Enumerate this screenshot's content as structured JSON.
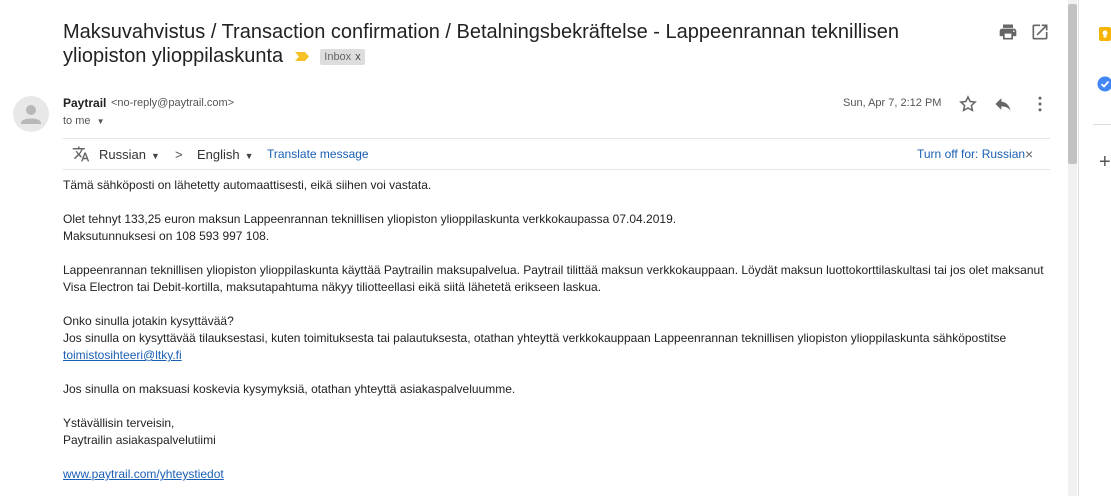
{
  "email": {
    "subject_line1": "Maksuvahvistus / Transaction confirmation / Betalningsbekräftelse - Lappeenrannan teknillisen",
    "subject_line2": "yliopiston ylioppilaskunta",
    "label": "Inbox",
    "label_close": "x",
    "sender_name": "Paytrail",
    "sender_email": "<no-reply@paytrail.com>",
    "to": "to me",
    "date": "Sun, Apr 7, 2:12 PM"
  },
  "icons": {
    "print": "print-icon",
    "open_new_window": "open-in-new-window-icon",
    "star": "star-icon",
    "reply": "reply-icon",
    "more": "more-vert-icon",
    "translate": "translate-icon"
  },
  "translate_bar": {
    "source_lang": "Russian",
    "arrow": ">",
    "target_lang": "English",
    "translate_link": "Translate message",
    "turn_off": "Turn off for: Russian",
    "close": "×"
  },
  "body": {
    "p1": "Tämä sähköposti on lähetetty automaattisesti, eikä siihen voi vastata.",
    "p2_l1": "Olet tehnyt 133,25 euron maksun Lappeenrannan teknillisen yliopiston ylioppilaskunta verkkokaupassa 07.04.2019.",
    "p2_l2": "Maksutunnuksesi on 108 593 997 108.",
    "p3": "Lappeenrannan teknillisen yliopiston ylioppilaskunta käyttää Paytrailin maksupalvelua. Paytrail tilittää maksun verkkokauppaan. Löydät maksun luottokorttilaskultasi tai jos olet maksanut Visa Electron tai Debit-kortilla, maksutapahtuma näkyy tiliotteellasi eikä siitä lähetetä erikseen laskua.",
    "p4_l1": "Onko sinulla jotakin kysyttävää?",
    "p4_l2": "Jos sinulla on kysyttävää tilauksestasi, kuten toimituksesta tai palautuksesta, otathan yhteyttä verkkokauppaan Lappeenrannan teknillisen yliopiston ylioppilaskunta sähköpostitse",
    "p4_link": "toimistosihteeri@ltky.fi",
    "p5": "Jos sinulla on maksuasi koskevia kysymyksiä, otathan yhteyttä asiakaspalveluumme.",
    "p6_l1": "Ystävällisin terveisin,",
    "p6_l2": "Paytrailin asiakaspalvelutiimi",
    "p7_link": "www.paytrail.com/yhteystiedot"
  },
  "colors": {
    "link": "#1a5fb4",
    "important_marker": "#f6c026",
    "rail_yellow": "#f6b400",
    "rail_blue": "#4285f4"
  }
}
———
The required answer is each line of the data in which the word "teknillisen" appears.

■ Exercise solution:
    "subject_line1": "Maksuvahvistus / Transaction confirmation / Betalningsbekräftelse - Lappeenrannan teknillisen",
    "p2_l1": "Olet tehnyt 133,25 euron maksun Lappeenrannan teknillisen yliopiston ylioppilaskunta verkkokaupassa 07.04.2019.",
    "p3": "Lappeenrannan teknillisen yliopiston ylioppilaskunta käyttää Paytrailin maksupalvelua. Paytrail tilittää maksun verkkokauppaan. Löydät maksun luottokorttilaskultasi tai jos olet maksanut Visa Electron tai Debit-kortilla, maksutapahtuma näkyy tiliotteellasi eikä siitä lähetetä erikseen laskua.",
    "p4_l2": "Jos sinulla on kysyttävää tilauksestasi, kuten toimituksesta tai palautuksesta, otathan yhteyttä verkkokauppaan Lappeenrannan teknillisen yliopiston ylioppilaskunta sähköpostitse",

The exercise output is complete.